§ **WHAT THE EXERCISE ASKS**:
What this exercise calls for is an exact copy of the data.

Interface dataset entries:
++++++++

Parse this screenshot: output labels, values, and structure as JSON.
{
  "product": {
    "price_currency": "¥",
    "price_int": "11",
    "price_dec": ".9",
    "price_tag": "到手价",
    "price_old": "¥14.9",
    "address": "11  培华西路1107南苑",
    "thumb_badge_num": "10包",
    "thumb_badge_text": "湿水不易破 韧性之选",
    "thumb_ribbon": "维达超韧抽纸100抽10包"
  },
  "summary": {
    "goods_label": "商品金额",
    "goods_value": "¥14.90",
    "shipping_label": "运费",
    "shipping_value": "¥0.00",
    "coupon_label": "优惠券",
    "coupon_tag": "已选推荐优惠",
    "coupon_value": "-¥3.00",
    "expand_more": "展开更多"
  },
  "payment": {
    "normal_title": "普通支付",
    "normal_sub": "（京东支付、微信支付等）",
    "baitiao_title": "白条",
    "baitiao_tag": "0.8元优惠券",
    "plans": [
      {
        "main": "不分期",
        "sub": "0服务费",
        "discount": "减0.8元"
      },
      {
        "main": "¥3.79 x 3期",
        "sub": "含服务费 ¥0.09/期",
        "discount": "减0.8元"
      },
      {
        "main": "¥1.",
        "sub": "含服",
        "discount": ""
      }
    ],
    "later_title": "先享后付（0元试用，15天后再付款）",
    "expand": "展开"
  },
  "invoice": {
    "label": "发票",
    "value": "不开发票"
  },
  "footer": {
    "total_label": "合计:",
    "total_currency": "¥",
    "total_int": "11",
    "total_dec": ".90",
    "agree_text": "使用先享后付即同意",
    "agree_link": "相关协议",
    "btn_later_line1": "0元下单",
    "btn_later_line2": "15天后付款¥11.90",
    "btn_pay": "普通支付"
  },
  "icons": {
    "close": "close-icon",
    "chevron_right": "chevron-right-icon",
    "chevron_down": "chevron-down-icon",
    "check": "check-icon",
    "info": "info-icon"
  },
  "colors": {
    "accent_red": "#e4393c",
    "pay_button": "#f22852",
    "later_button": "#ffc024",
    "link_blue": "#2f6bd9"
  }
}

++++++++

§ **THE COMPLETED TASK**:
Parse this screenshot: output labels, values, and structure as JSON.
{
  "product": {
    "price_currency": "¥",
    "price_int": "11",
    "price_dec": ".9",
    "price_tag": "到手价",
    "price_old": "¥14.9",
    "address": "11  培华西路1107南苑",
    "thumb_badge_num": "10包",
    "thumb_badge_text": "湿水不易破 韧性之选",
    "thumb_ribbon": "维达超韧抽纸100抽10包"
  },
  "summary": {
    "goods_label": "商品金额",
    "goods_value": "¥14.90",
    "shipping_label": "运费",
    "shipping_value": "¥0.00",
    "coupon_label": "优惠券",
    "coupon_tag": "已选推荐优惠",
    "coupon_value": "-¥3.00",
    "expand_more": "展开更多"
  },
  "payment": {
    "normal_title": "普通支付",
    "normal_sub": "（京东支付、微信支付等）",
    "baitiao_title": "白条",
    "baitiao_tag": "0.8元优惠券",
    "plans": [
      {
        "main": "不分期",
        "sub": "0服务费",
        "discount": "减0.8元"
      },
      {
        "main": "¥3.79 x 3期",
        "sub": "含服务费 ¥0.09/期",
        "discount": "减0.8元"
      },
      {
        "main": "¥1.",
        "sub": "含服",
        "discount": ""
      }
    ],
    "later_title": "先享后付（0元试用，15天后再付款）",
    "expand": "展开"
  },
  "invoice": {
    "label": "发票",
    "value": "不开发票"
  },
  "footer": {
    "total_label": "合计:",
    "total_currency": "¥",
    "total_int": "11",
    "total_dec": ".90",
    "agree_text": "使用先享后付即同意",
    "agree_link": "相关协议",
    "btn_later_line1": "0元下单",
    "btn_later_line2": "15天后付款¥11.90",
    "btn_pay": "普通支付"
  },
  "icons": {
    "close": "close-icon",
    "chevron_right": "chevron-right-icon",
    "chevron_down": "chevron-down-icon",
    "check": "check-icon",
    "info": "info-icon"
  },
  "colors": {
    "accent_red": "#e4393c",
    "pay_button": "#f22852",
    "later_button": "#ffc024",
    "link_blue": "#2f6bd9"
  }
}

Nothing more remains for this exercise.